When Alabama reprinted its state code several years ago, an editor added a serial comma to the state’s definition of “gasoline”. This seemingly innocent gesture sparked yet another million-dollar dispute. This was the definition of gasoline- “Gasoline, naphtha, and other liquid motor fuels or any device or substitute therefor commonly used in internal combustion engines…”

The dispute wound up at the Alabama Supreme Court which interpreted it by stating that the section defined “gasoline” in three parts: “[1] gasoline, [2] naphtha and [3] other liquid motor fuels or any device or substitute therefore commonly used in internal combustion engines”.

Coming back to India. The national SC/ST Commission was set up in 1954 which studied and reported that the Meenas of Rajasthan were a rich land-owning community mainly inhabiting the western districts of the state.

The commission had recommended ST status to Bhil Meenas, a community dotting some south-eastern parts of Rajasthan and adjoining areas in Madhya Pradesh and Gujarat.

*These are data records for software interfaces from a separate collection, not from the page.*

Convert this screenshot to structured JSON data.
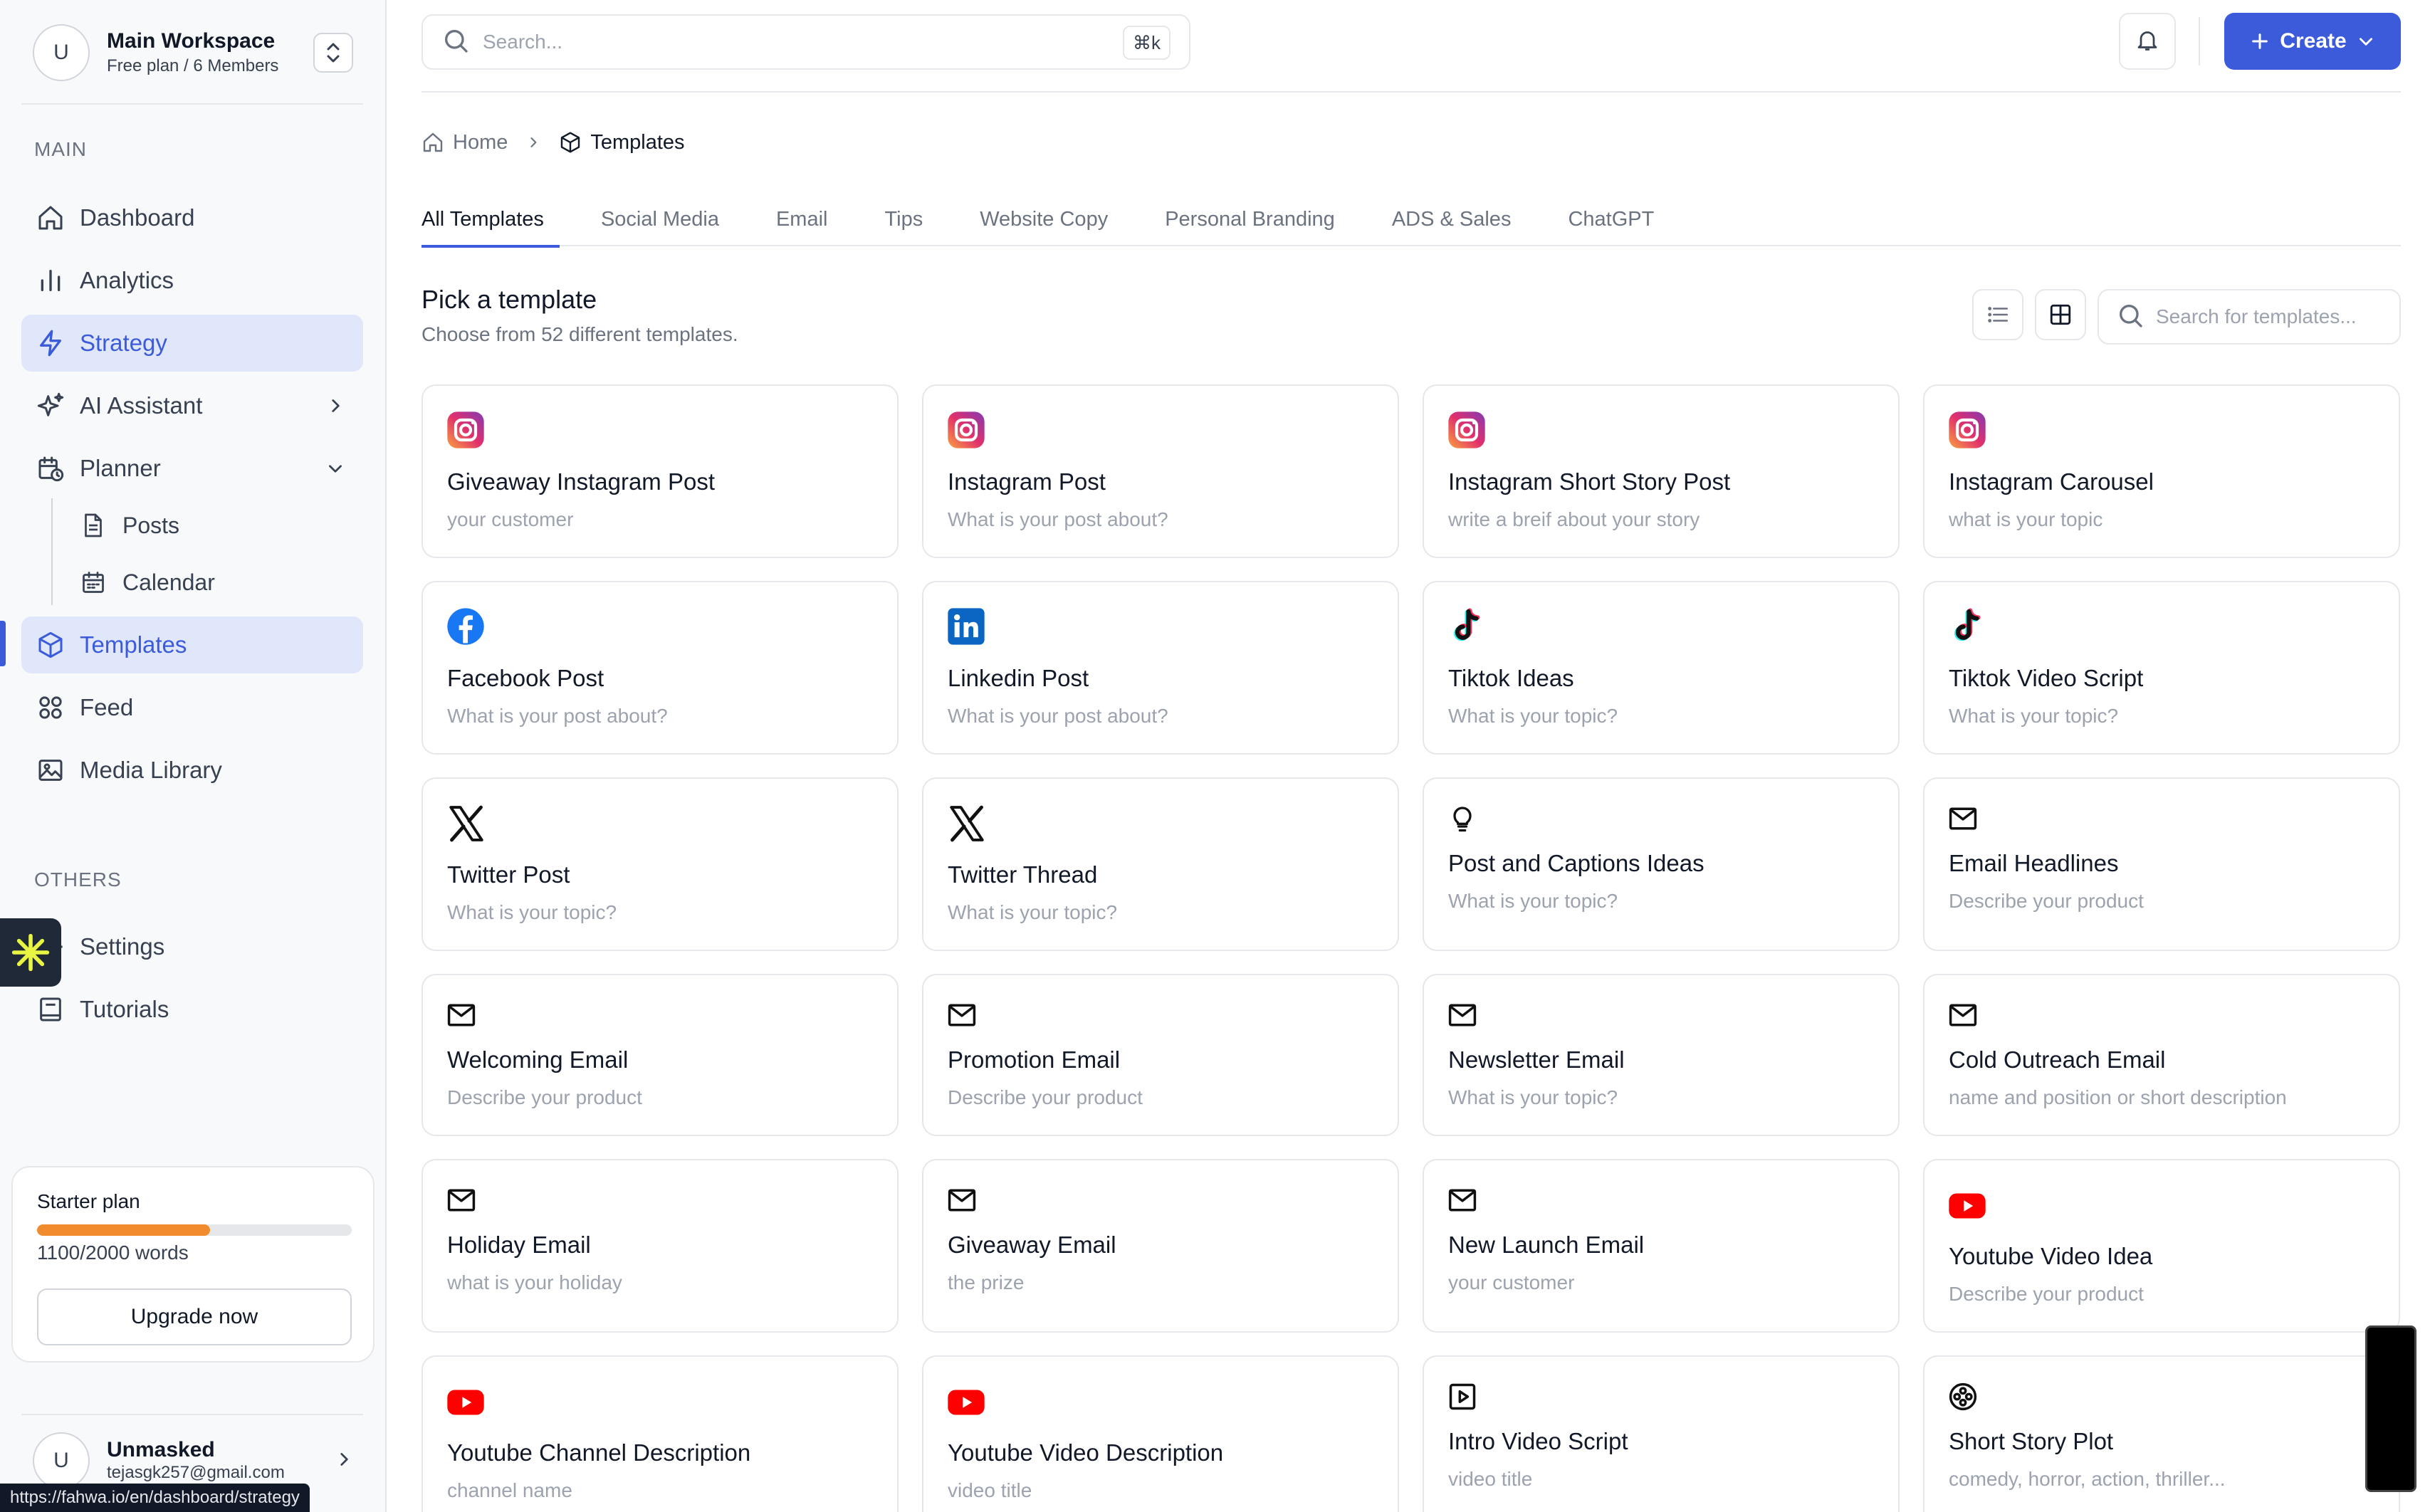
{
  "workspace": {
    "avatar_initial": "U",
    "name": "Main Workspace",
    "subtitle": "Free plan / 6 Members"
  },
  "sidebar": {
    "main_label": "MAIN",
    "items": [
      {
        "label": "Dashboard",
        "icon": "home-icon"
      },
      {
        "label": "Analytics",
        "icon": "bar-chart-icon"
      },
      {
        "label": "Strategy",
        "icon": "lightning-icon",
        "active": true
      },
      {
        "label": "AI Assistant",
        "icon": "sparkles-icon"
      },
      {
        "label": "Planner",
        "icon": "calendar-clock-icon"
      },
      {
        "label": "Posts",
        "icon": "document-icon"
      },
      {
        "label": "Calendar",
        "icon": "calendar-icon"
      },
      {
        "label": "Templates",
        "icon": "cube-icon",
        "selected": true
      },
      {
        "label": "Feed",
        "icon": "grid-circles-icon"
      },
      {
        "label": "Media Library",
        "icon": "image-icon"
      }
    ],
    "others_label": "OTHERS",
    "others": [
      {
        "label": "Settings",
        "icon": "gear-icon"
      },
      {
        "label": "Tutorials",
        "icon": "book-icon"
      }
    ]
  },
  "plan": {
    "title": "Starter plan",
    "words": "1100/2000 words",
    "progress": 0.55,
    "upgrade_label": "Upgrade now"
  },
  "user": {
    "avatar_initial": "U",
    "name": "Unmasked",
    "email": "tejasgk257@gmail.com"
  },
  "status_url": "https://fahwa.io/en/dashboard/strategy",
  "topbar": {
    "search_placeholder": "Search...",
    "shortcut": "⌘k",
    "create_label": "Create"
  },
  "breadcrumb": {
    "home": "Home",
    "current": "Templates"
  },
  "tabs": [
    "All Templates",
    "Social Media",
    "Email",
    "Tips",
    "Website Copy",
    "Personal Branding",
    "ADS & Sales",
    "ChatGPT"
  ],
  "header": {
    "title": "Pick a template",
    "subtitle": "Choose from 52 different templates.",
    "search_placeholder": "Search for templates..."
  },
  "templates": [
    {
      "title": "Giveaway Instagram Post",
      "subtitle": "your customer",
      "icon": "instagram-icon"
    },
    {
      "title": "Instagram Post",
      "subtitle": "What is your post about?",
      "icon": "instagram-icon"
    },
    {
      "title": "Instagram Short Story Post",
      "subtitle": "write a breif about your story",
      "icon": "instagram-icon"
    },
    {
      "title": "Instagram Carousel",
      "subtitle": "what is your topic",
      "icon": "instagram-icon"
    },
    {
      "title": "Facebook Post",
      "subtitle": "What is your post about?",
      "icon": "facebook-icon"
    },
    {
      "title": "Linkedin Post",
      "subtitle": "What is your post about?",
      "icon": "linkedin-icon"
    },
    {
      "title": "Tiktok Ideas",
      "subtitle": "What is your topic?",
      "icon": "tiktok-icon"
    },
    {
      "title": "Tiktok Video Script",
      "subtitle": "What is your topic?",
      "icon": "tiktok-icon"
    },
    {
      "title": "Twitter Post",
      "subtitle": "What is your topic?",
      "icon": "x-icon"
    },
    {
      "title": "Twitter Thread",
      "subtitle": "What is your topic?",
      "icon": "x-icon"
    },
    {
      "title": "Post and Captions Ideas",
      "subtitle": "What is your topic?",
      "icon": "lightbulb-icon"
    },
    {
      "title": "Email Headlines",
      "subtitle": "Describe your product",
      "icon": "mail-icon"
    },
    {
      "title": "Welcoming Email",
      "subtitle": "Describe your product",
      "icon": "mail-icon"
    },
    {
      "title": "Promotion Email",
      "subtitle": "Describe your product",
      "icon": "mail-icon"
    },
    {
      "title": "Newsletter Email",
      "subtitle": "What is your topic?",
      "icon": "mail-icon"
    },
    {
      "title": "Cold Outreach Email",
      "subtitle": "name and position or short description",
      "icon": "mail-icon"
    },
    {
      "title": "Holiday Email",
      "subtitle": "what is your holiday",
      "icon": "mail-icon"
    },
    {
      "title": "Giveaway Email",
      "subtitle": "the prize",
      "icon": "mail-icon"
    },
    {
      "title": "New Launch Email",
      "subtitle": "your customer",
      "icon": "mail-icon"
    },
    {
      "title": "Youtube Video Idea",
      "subtitle": "Describe your product",
      "icon": "youtube-icon"
    },
    {
      "title": "Youtube Channel Description",
      "subtitle": "channel name",
      "icon": "youtube-icon"
    },
    {
      "title": "Youtube Video Description",
      "subtitle": "video title",
      "icon": "youtube-icon"
    },
    {
      "title": "Intro Video Script",
      "subtitle": "video title",
      "icon": "play-square-icon"
    },
    {
      "title": "Short Story Plot",
      "subtitle": "comedy, horror, action, thriller...",
      "icon": "film-reel-icon"
    }
  ],
  "colors": {
    "accent": "#3b5bdb",
    "active_bg": "#e0e7fb",
    "progress": "#f08c2e"
  }
}
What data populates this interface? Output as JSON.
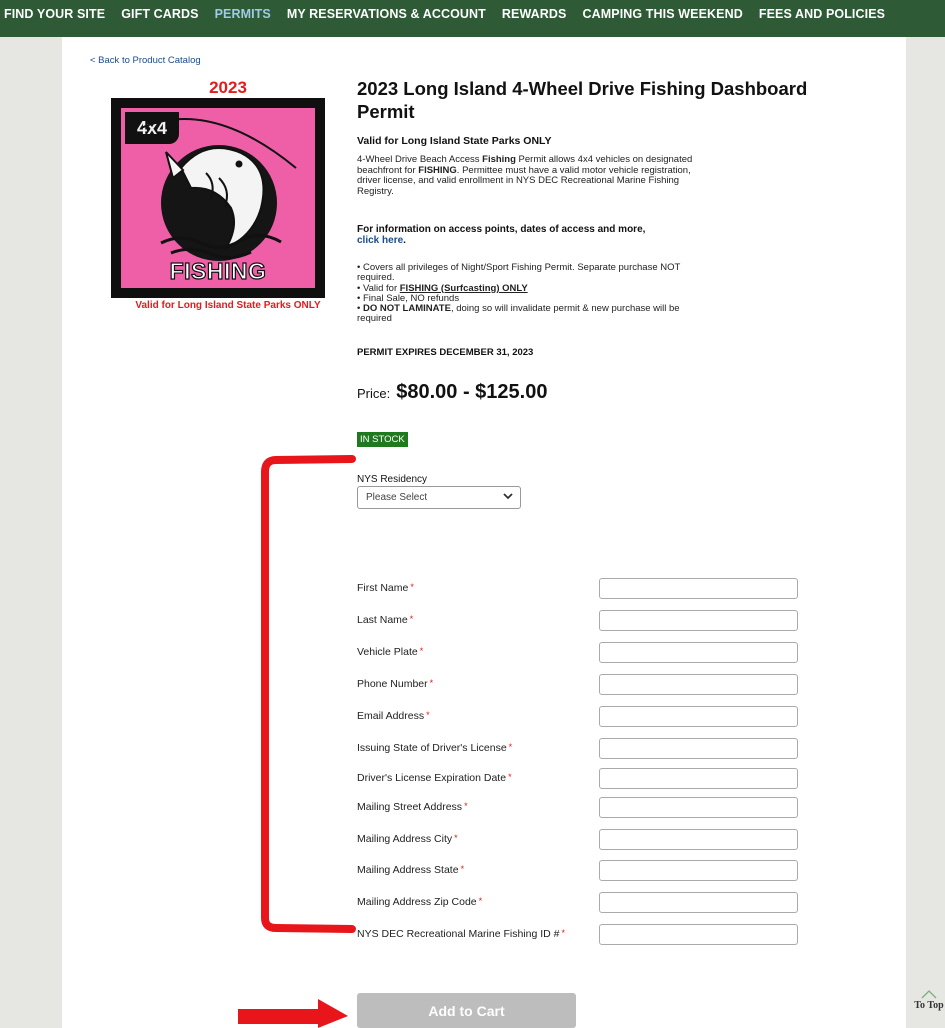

However, it is reported, that the printed version of the report somehow recommended granting ST status to Bhil, Meenas.

Note the comma between "Bhil, Meenas”. Yes, it is a comma that resulted in the Bhils as well as all the three Meenas being inducted into the ST list.

Article II of the US Constitution says, “No Person except a natural born Citizen, or a Citizen of the United States, at the time of the Adoption of this Constitution, shall be eligible to the Office of President…”

With a proper grammatical reading, that sentence would stipulate that anyone born after 1787, when the Constitution was adopted, could not be President. Most likely, that is an erroneous comma following “United States.” If that comma were taken out, it would grant an exception only to immigrants at that particular time at the founding of the country. If we were to indulge in mega-nerdiness, then every president born in the 1800s or after has been unconstitutional.

Never underestimate the comma. It is puny in size but packs a powerful punch much above its weight!

Last updated: March 08, 2016 | 20:15
Please log in
I agree with DailyO's privacy policy